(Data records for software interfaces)
+-------+

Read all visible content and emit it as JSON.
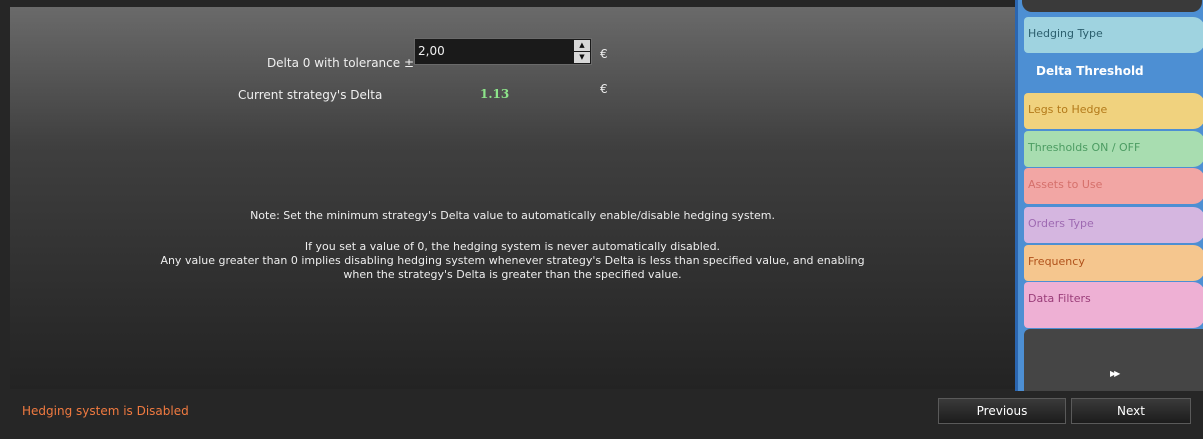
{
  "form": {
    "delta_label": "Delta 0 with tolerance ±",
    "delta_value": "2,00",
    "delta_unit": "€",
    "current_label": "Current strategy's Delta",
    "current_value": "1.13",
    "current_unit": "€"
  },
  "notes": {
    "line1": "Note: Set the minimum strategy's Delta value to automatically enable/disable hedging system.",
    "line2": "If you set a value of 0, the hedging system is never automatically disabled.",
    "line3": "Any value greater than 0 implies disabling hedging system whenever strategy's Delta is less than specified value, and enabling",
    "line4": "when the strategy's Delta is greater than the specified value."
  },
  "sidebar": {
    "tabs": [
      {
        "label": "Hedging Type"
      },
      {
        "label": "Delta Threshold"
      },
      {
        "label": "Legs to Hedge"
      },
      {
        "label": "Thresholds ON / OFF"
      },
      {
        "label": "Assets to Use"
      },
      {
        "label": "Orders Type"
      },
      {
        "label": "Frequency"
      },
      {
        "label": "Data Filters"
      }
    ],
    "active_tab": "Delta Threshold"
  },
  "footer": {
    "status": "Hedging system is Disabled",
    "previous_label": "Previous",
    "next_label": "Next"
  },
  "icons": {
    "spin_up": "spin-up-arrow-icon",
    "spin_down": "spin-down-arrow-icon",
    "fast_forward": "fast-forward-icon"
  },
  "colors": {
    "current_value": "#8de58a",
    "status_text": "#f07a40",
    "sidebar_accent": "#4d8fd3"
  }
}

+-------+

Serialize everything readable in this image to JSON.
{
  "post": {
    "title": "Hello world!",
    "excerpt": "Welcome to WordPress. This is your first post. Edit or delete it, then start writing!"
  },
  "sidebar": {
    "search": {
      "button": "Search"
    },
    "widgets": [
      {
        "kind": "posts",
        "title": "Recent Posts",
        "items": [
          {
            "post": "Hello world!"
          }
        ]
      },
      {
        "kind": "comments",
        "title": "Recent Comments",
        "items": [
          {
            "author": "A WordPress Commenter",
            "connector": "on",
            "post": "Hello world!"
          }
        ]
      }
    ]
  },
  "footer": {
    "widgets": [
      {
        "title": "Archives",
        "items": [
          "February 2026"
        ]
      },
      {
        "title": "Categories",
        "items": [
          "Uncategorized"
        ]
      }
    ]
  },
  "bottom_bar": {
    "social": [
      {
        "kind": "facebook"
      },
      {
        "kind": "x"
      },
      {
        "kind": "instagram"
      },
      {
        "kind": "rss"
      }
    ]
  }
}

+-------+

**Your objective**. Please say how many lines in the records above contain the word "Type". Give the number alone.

**Answer below**. 2